        Yves, I’m at a loss to understand how referring to a country’s grain — any country, whether Ukraine, Russia, U.S., Canada — implies that it was grown on collective farms or otherwise belongs to that country’s government. That said, some of the grain in question may indeed belong to the government of Ukraine, with the rest belonging to farmers and agro-industrial holdings. Further, there have been accusations of Russia forcing farmers to sell at low prices — not “at gunpoint,” of course, and there is the counterargument (more likely) that farmers have been forced by circumstances to sell low, as they can’t afford the fuel or can’t find the labor for harvesting.

        To further complicate matters, Russia considers crops grown in territories it occupies as Russian (and the map is constantly changing), and pro-Russian farmers and agribusinesses in these regions apparently agree. The BBC published a Bellingcat-type “investigation” a few weeks ago — obviously a biased source, but some of the details may be useful. Toward the end, there’s a link to an earlier piece on Russian export of “Ukrainian grain.” It’s in Russian, so you’ll have to run it through a machine translation (Google website translation looked pretty good to me). About halfway down, there’s a heading “Who owns the grain.”

        In any case, based on the hour+ of reading I did before posting the above comment, I understood the accusation to be not that the Russians stole the grain directly from farmers, but that they “illegally” took it from port storage facilities — by which time the farmer is out of the loop — and then, according to the article in 7/21 Links, tried to bypass sanctions by transporting it on ships with intentionally disabled tracking systems, a.k.a., “going dark,” or “smuggling.”

  42. Wukchumni

    Meet the Giant Sequoia, the ‘Super Tree’ Built to Withstand Fire Scientific American

    Once a fire burns a mere mortal pine tree on the outer edge and not much further up the trunk, they’re always a goner, lying dead in place for 5-10 years before kerplunk.

    Sequoias can take a hell of a beating from past fires and keep on living, i’ve seen so many giants with only a little greenery left up top on account of a lightning strike killing the rest of the crown, or ones where wildfire consumed the trees in an odd fashion, Spied a newly torched Sequoia of size in the Atwell Grove which burned so as to give the appearance of having a flying buttress, cool looking in its own way.

  43. Gregorio

    Re: Pelosi’s trip to Taiwan.
    Maybe the Pelosi’s are considering an investment in TSMC.

  44. spud

    when this was being done from 1993 onwards, you would have thought the towering mental midgets in the democratic party would have seen this scenario:)

    Eamon Barrett
    Thu, July 21, 2022, 4:30 AM

    Commerce Secretary Gina Raimondo warns of the ‘scary’ supply chain scenario that would lead to a ‘deep and immediate’ U.S. recession.

    “If you allow yourself to think about a scenario where the United States no longer had access to the chips currently being made in Taiwan, it’s a scary scenario,” U.S. Commerce Secretary Gina Raimondo told CNBC on Wednesday, warning that losing Taiwan’s chips would mean “a deep and immediate recession” for the U.S.”

    1. bonks

      According to a comment in Mandarin in the original video, that’s in Rizhao, a city in Shandong.
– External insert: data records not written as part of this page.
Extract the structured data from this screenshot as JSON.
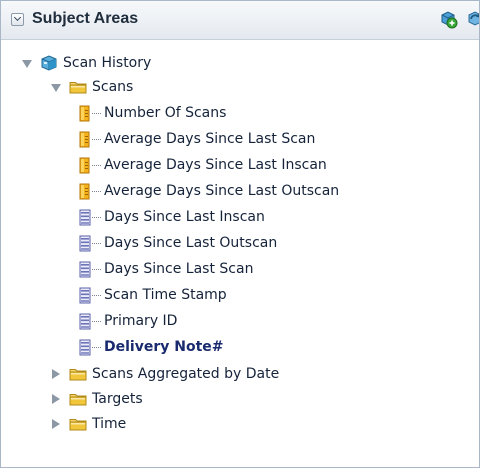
{
  "panel": {
    "title": "Subject Areas",
    "actions": [
      {
        "icon": "add-subject-area-icon"
      },
      {
        "icon": "refresh-icon"
      }
    ]
  },
  "tree": {
    "root": {
      "label": "Scan History",
      "expanded": true,
      "icon": "cube-icon"
    },
    "scans_folder": {
      "label": "Scans",
      "expanded": true,
      "icon": "folder-icon"
    },
    "measures": [
      {
        "label": "Number Of Scans",
        "icon": "measure-icon"
      },
      {
        "label": "Average Days Since Last Scan",
        "icon": "measure-icon"
      },
      {
        "label": "Average Days Since Last Inscan",
        "icon": "measure-icon"
      },
      {
        "label": "Average Days Since Last Outscan",
        "icon": "measure-icon"
      }
    ],
    "attributes": [
      {
        "label": "Days Since Last Inscan",
        "icon": "attribute-icon"
      },
      {
        "label": "Days Since Last Outscan",
        "icon": "attribute-icon"
      },
      {
        "label": "Days Since Last Scan",
        "icon": "attribute-icon"
      },
      {
        "label": "Scan Time Stamp",
        "icon": "attribute-icon"
      },
      {
        "label": "Primary ID",
        "icon": "attribute-icon"
      },
      {
        "label": "Delivery Note#",
        "icon": "attribute-icon",
        "selected": true
      }
    ],
    "other_folders": [
      {
        "label": "Scans Aggregated by Date",
        "expanded": false
      },
      {
        "label": "Targets",
        "expanded": false
      },
      {
        "label": "Time",
        "expanded": false
      }
    ]
  },
  "colors": {
    "folder": "#f1c63a",
    "measure": "#f4b21c",
    "attribute": "#6d73b8",
    "cube": "#2d93c9",
    "selected_text": "#1a2a6e"
  }
}
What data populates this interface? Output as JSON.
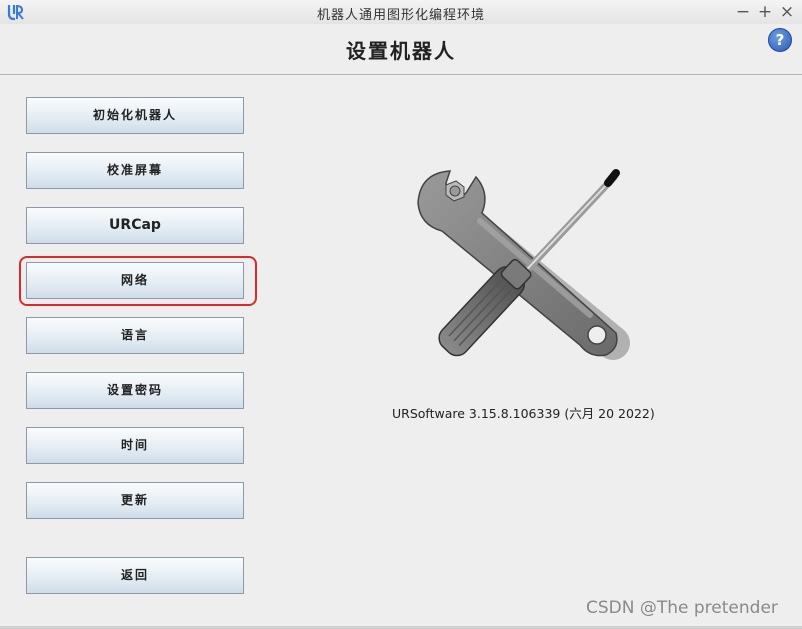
{
  "window": {
    "title": "机器人通用图形化编程环境",
    "minimize": "−",
    "maximize": "+",
    "close": "×"
  },
  "header": {
    "title": "设置机器人",
    "help": "?"
  },
  "menu": {
    "init_robot": "初始化机器人",
    "calibrate_screen": "校准屏幕",
    "urcap": "URCap",
    "network": "网络",
    "language": "语言",
    "set_password": "设置密码",
    "time": "时间",
    "update": "更新",
    "back": "返回"
  },
  "version": "URSoftware 3.15.8.106339 (六月 20 2022)",
  "watermark": "CSDN @The  pretender",
  "icons": {
    "logo": "ur-logo-icon",
    "help": "help-icon",
    "tools": "wrench-screwdriver-icon"
  },
  "colors": {
    "highlight": "#d92b2b",
    "help": "#2a5ab8",
    "logo": "#3a7bd5"
  }
}
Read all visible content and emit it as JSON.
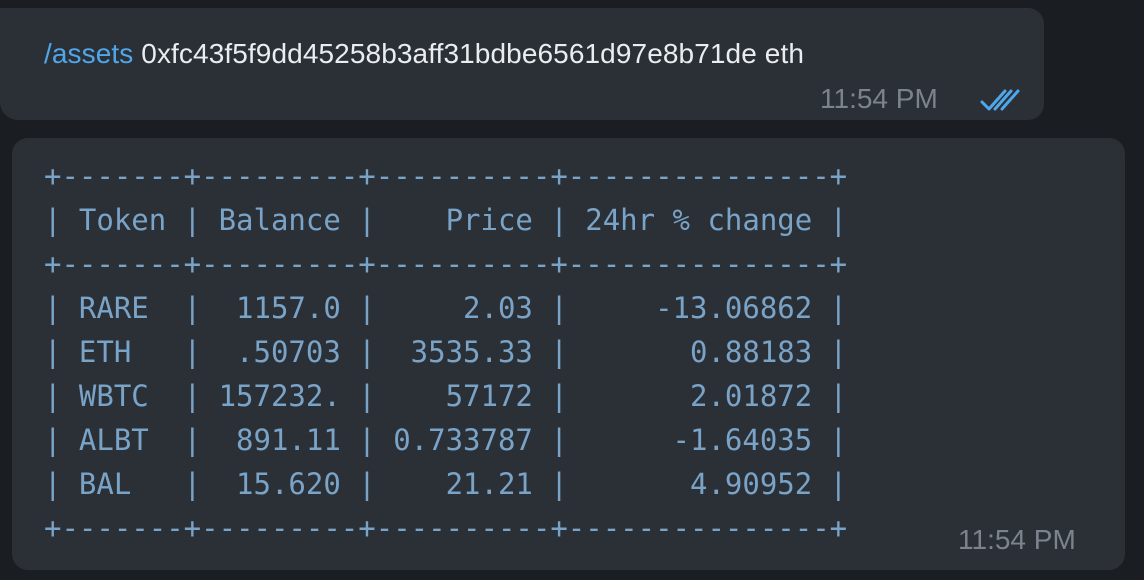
{
  "outgoing": {
    "command": "/assets",
    "argument": " 0xfc43f5f9dd45258b3aff31bdbe6561d97e8b71de eth",
    "time": "11:54 PM",
    "status_icon": "double-check-icon"
  },
  "incoming": {
    "table_lines": [
      "+-------+---------+----------+---------------+",
      "| Token | Balance |    Price | 24hr % change |",
      "+-------+---------+----------+---------------+",
      "| RARE  |  1157.0 |     2.03 |     -13.06862 |",
      "| ETH   |  .50703 |  3535.33 |       0.88183 |",
      "| WBTC  | 157232. |    57172 |       2.01872 |",
      "| ALBT  |  891.11 | 0.733787 |      -1.64035 |",
      "| BAL   |  15.620 |    21.21 |       4.90952 |",
      "+-------+---------+----------+---------------+"
    ],
    "time": "11:54 PM"
  },
  "colors": {
    "background": "#1a1e23",
    "bubble": "#2b3037",
    "link": "#4fa7ea",
    "table_text": "#7aa3c8",
    "meta": "#7b838c"
  }
}
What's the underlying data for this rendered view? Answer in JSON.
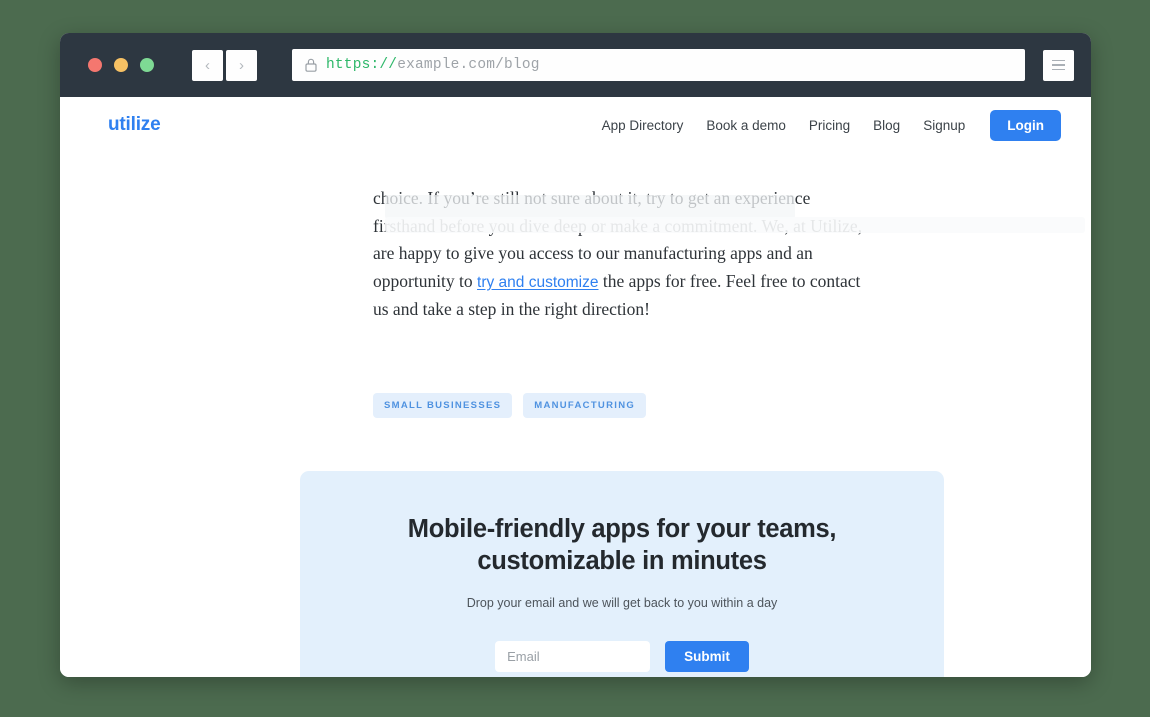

Not Henan.

    2. PlutoniumKun

      The full story is just emerging, its hard to know whats going on, but it does seem that a lot of people who thought they had bank deposits were stealthily sold high risk wealth management products, which are not covered by deposit insurance. This really puts Beijing in a bind – they can either stick to the letter of the law when it comes to bank failures, or they can potentially open up a huge pandoras box by covering all sorts of bad debt. Either decision has serious consequences one way or another.

Comments are closed.